A Justice Department source said a conference call is expected today or tomorrow among U.S. attorneys in Maryland, Virginia, the District, Alabama, Louisiana, Washington state and other jurisdictions where Muhammad and Malvo are suspected of crimes. The U.S. attorneys have been talking with state and local prosecutors and are expected to offer their views directly to Ashcroft.
Malvo, who is being treated as a juvenile in federal court, attended a closed 90-minute hearing yesterday in Baltimore before U.S. Magistrate Judge James K. Bredar. Malvo was ordered detained and the records in his case were sealed, said his attorney, Joshua R. Treem.
On Saturday, investigators from Maryland, Virginia and the District met with federal officials to sum up the evidence in each local sniper case. They are awaiting several forensic reports, including those on the evidence seized from Muhammad's car.
"We're really interested in seeing the laptop" and the Global Positioning System device, one local investigator said, referring to two items found in the 1990 Chevrolet Caprice that authorities believe Muhammad and Malvo modified to allow them to shoot their victims undetected from the trunk. "We're hoping that will bear fruit, and it looks promising."
Investigators are trying to find any connections between the suspects and other shootings across the country.
Yesterday, police in Prince George's said that they are examining a pair of robbery-shootings Sept. 5 and Sept. 15 that they believe might be linked to Muhammad and Malvo.
The shootings, outside a pizzeria on Stuart Lane in Clinton and at a liquor store on Brandywine Road about six miles away, differed from the sniper shootings in that the victims were shot several times at close range and then robbed. Sources said those shootings have been linked to each other by ballistics evidence showing that the same .22-caliber weapon was used.
Police knew that the two shootings were related, but they did not begin investigating a link to Muhammad and Malvo until after the pair's arrests. The Sept. 5 shooting took place in the neighborhood where Muhammad's ex-wife lives.
Cpl. Diane Richardson, a police spokeswoman, said that the sniper task force has expressed interest in those two shootings and that evidence has been given to task force investigators.
Police said that the Sept. 5 shooting, outside Margellina's Pizzeria in the 9000 block of Stuart Lane, took place about 10:20 p.m.
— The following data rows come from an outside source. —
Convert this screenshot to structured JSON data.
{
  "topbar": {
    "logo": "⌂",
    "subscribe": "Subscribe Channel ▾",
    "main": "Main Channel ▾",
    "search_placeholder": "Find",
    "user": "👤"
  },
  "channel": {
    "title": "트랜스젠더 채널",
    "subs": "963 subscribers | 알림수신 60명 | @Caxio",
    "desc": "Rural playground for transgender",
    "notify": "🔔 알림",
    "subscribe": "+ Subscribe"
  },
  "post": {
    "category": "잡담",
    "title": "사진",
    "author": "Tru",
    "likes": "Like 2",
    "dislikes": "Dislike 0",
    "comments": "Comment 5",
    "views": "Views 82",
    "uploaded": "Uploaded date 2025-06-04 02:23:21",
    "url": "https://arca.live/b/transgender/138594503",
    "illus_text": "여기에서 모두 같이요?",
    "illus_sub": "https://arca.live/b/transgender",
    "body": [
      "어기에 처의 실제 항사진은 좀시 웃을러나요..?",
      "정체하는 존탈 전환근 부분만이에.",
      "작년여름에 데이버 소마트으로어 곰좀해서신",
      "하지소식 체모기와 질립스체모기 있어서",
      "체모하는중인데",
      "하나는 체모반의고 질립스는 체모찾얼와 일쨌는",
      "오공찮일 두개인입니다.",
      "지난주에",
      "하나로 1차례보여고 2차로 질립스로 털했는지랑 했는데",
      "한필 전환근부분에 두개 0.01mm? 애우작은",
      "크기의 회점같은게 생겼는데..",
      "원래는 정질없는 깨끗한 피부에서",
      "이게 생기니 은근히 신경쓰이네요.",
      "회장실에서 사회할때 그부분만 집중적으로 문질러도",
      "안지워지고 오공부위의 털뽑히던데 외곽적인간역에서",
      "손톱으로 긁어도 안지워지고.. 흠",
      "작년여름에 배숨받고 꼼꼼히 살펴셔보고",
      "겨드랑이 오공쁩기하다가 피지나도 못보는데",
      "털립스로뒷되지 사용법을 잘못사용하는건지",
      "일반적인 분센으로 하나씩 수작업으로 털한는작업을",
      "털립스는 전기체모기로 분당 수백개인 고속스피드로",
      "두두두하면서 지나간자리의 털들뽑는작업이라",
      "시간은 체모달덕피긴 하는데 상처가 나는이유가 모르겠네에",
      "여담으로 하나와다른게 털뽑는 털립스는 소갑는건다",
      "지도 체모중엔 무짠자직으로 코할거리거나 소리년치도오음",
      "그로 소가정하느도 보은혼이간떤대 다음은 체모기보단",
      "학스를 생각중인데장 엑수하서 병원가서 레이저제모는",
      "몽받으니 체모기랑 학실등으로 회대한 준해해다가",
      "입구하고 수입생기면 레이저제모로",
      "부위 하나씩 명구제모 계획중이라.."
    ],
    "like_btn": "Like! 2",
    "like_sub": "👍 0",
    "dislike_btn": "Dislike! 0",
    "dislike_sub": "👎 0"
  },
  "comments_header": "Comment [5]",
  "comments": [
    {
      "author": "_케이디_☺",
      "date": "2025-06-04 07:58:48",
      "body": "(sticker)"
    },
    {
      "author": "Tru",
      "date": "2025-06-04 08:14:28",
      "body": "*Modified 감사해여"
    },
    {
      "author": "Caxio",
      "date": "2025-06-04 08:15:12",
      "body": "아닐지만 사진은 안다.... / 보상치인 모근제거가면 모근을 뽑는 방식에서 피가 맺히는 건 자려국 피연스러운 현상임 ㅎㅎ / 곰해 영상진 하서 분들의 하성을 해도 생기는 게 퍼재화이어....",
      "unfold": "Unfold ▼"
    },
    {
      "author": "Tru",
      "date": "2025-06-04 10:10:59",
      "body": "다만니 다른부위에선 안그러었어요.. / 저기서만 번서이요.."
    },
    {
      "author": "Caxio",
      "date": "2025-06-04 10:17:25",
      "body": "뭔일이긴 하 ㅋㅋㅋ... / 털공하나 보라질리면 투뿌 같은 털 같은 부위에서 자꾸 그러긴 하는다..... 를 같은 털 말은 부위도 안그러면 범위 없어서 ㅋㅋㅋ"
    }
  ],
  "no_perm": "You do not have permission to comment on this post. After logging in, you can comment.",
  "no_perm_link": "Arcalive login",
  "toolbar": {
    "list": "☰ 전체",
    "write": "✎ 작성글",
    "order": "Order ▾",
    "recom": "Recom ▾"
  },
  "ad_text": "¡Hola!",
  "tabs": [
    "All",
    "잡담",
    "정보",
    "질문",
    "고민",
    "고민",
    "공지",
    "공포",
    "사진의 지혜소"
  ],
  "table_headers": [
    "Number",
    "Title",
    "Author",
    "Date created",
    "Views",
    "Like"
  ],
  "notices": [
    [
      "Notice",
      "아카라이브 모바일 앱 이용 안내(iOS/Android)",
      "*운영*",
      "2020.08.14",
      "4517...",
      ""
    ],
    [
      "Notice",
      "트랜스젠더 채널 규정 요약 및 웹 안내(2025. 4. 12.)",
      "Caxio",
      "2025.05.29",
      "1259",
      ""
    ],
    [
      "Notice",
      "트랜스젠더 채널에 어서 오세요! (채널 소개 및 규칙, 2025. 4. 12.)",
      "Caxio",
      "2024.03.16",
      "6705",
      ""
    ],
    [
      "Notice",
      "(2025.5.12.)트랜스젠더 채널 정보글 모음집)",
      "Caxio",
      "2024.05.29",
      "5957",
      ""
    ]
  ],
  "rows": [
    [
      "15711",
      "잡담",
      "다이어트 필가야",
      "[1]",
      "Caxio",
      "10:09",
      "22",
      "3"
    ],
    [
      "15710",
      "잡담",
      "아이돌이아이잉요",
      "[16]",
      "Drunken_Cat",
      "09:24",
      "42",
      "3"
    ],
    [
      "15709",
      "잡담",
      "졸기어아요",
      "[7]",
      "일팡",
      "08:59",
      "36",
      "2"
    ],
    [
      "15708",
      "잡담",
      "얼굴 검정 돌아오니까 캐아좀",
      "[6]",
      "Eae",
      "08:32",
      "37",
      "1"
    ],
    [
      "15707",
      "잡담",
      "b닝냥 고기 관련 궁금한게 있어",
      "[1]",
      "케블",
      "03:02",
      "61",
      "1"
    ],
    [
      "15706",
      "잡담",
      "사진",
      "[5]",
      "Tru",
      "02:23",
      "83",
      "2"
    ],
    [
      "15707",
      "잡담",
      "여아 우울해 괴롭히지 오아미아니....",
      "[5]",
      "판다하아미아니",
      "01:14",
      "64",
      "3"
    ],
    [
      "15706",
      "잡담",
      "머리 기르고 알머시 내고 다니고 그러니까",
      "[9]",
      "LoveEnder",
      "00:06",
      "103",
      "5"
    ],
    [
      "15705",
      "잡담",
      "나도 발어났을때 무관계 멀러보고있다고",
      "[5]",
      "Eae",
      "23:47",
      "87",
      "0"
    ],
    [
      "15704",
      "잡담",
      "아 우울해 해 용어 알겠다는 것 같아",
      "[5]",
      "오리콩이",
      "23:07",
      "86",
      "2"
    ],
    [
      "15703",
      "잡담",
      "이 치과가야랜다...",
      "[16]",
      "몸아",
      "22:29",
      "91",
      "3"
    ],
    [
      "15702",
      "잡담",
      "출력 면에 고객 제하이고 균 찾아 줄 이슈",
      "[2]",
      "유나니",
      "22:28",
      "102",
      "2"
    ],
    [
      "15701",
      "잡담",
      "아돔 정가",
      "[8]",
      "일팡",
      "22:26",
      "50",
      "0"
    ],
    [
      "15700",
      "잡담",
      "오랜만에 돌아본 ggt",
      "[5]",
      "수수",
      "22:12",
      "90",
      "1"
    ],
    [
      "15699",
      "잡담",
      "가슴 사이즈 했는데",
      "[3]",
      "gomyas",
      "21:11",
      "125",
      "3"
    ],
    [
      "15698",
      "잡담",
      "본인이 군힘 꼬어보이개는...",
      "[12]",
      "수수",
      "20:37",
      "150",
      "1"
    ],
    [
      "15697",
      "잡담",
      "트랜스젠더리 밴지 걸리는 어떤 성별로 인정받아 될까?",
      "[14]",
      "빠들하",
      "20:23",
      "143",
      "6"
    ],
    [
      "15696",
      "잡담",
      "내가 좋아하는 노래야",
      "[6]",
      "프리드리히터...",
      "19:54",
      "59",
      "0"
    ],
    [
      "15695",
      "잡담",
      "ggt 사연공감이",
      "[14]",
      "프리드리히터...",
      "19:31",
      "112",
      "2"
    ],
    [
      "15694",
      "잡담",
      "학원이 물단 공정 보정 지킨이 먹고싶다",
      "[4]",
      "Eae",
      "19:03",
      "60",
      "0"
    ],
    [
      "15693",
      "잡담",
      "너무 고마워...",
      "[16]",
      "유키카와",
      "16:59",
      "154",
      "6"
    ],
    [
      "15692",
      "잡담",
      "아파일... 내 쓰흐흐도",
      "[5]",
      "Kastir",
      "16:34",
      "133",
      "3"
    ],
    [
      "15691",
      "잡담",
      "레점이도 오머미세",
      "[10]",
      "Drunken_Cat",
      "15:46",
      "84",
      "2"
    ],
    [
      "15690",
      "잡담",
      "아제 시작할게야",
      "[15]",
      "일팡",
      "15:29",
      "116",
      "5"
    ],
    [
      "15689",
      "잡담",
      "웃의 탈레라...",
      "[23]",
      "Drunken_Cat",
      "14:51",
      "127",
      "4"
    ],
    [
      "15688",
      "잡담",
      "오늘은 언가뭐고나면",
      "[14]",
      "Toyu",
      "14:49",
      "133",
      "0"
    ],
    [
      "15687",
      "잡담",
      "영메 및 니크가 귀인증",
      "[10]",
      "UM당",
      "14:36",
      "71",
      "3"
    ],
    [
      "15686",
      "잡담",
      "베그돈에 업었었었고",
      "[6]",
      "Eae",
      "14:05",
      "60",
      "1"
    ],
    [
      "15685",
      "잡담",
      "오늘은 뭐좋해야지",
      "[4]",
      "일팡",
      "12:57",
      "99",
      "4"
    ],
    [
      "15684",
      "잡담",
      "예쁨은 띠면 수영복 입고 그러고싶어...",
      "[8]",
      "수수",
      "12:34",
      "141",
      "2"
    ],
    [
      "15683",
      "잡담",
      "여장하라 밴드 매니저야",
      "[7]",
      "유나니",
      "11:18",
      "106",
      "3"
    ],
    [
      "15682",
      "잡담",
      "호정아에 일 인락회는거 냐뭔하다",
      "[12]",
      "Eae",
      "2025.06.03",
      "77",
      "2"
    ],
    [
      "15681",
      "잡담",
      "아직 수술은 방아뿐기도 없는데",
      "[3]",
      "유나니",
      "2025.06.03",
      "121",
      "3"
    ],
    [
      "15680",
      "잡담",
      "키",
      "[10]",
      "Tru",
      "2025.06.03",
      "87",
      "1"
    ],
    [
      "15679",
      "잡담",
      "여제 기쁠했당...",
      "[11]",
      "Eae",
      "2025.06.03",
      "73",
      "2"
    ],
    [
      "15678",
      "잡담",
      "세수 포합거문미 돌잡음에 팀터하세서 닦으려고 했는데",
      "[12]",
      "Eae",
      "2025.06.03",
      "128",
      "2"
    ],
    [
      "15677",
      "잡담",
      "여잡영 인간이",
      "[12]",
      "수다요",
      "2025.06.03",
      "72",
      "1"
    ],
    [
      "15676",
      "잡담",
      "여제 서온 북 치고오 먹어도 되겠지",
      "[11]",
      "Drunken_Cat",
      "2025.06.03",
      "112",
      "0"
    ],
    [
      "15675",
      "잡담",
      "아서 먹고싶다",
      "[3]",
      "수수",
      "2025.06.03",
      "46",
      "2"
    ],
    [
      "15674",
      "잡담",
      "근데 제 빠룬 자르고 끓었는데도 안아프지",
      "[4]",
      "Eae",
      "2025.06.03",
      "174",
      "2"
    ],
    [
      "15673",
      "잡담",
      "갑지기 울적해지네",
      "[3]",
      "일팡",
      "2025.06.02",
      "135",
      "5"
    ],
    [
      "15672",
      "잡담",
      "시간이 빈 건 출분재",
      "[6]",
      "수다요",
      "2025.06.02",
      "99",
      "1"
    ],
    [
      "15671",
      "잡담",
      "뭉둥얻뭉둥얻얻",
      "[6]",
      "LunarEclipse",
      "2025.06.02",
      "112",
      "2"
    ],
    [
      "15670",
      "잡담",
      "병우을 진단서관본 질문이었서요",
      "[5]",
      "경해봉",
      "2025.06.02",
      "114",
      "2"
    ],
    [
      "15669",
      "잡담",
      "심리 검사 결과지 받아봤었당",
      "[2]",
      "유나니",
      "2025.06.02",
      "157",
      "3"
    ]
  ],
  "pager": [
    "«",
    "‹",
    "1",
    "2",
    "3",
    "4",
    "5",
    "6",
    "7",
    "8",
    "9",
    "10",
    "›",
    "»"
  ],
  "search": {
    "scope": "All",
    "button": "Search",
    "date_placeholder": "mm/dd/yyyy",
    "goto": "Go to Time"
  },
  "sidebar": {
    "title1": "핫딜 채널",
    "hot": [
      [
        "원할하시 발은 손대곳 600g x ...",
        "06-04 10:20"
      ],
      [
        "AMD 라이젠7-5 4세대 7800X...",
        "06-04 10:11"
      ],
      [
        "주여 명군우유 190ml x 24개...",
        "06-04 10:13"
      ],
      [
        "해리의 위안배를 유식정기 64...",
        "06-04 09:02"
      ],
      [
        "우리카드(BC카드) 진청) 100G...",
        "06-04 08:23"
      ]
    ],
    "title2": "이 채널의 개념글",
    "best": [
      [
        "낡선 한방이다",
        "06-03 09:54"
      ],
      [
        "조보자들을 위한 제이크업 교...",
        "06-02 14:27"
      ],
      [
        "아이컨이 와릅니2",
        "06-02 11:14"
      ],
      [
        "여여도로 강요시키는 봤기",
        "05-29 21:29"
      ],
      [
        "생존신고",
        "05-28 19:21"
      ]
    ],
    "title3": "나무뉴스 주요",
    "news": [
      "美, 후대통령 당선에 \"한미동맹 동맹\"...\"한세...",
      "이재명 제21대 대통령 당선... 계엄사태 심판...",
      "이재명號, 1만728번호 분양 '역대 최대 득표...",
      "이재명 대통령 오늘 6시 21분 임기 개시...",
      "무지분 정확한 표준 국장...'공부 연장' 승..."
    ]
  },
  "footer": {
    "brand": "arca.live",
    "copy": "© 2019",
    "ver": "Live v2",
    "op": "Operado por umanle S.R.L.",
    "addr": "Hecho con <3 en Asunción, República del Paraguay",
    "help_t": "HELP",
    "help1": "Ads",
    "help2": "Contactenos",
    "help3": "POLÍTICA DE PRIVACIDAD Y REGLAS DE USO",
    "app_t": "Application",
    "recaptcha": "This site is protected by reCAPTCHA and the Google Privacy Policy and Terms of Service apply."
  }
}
Paul LaRuffa, 55, had just finished closing his shop and had tossed his leather bag with the day's receipts and his Sony laptop into the back of his car. After climbing into the driver's seat, LaRuffa saw a towering, frenzied shadow. Then there was a flash of light, the sound of glass breaking and several loud pops.
"When the noise stopped, I looked down, and I was still alive. I was breathing, but I knew I had been shot . . . ," said LaRuffa, who was shot in the arm, hand, stomach and back and twice in the chest but has since returned to work. "It probably took 15 seconds, but in that second after the shooting, [the assailant] opened the back door and took my bag with the money and my computer and ran into the woods."
Montgomery County police Capt. Nancy Demme said investigators have not determined whether the laptop found in Muhammad's car was stolen from LaRuffa. Demme said that the computer's serial number had been obliterated and that police are looking through files to see whether they can trace its ownership.
About 10 p.m. Sept. 15, Muhammad Rashid, 32, was shot once in the abdomen outside Brandywine Liquor. Rashid said he was closing the store when a man shot him from about three feet away. The man then rifled through his pockets and took his wallet.
Minutes before the shooting, Rashid said, he saw a large, dark-colored domestic car behind the store.
Staff writers Patricia Davis, Maria Glod, Allan Lengel, Phuong Ly, Katherine Shaver and Jamie Stockwell contributed to this report.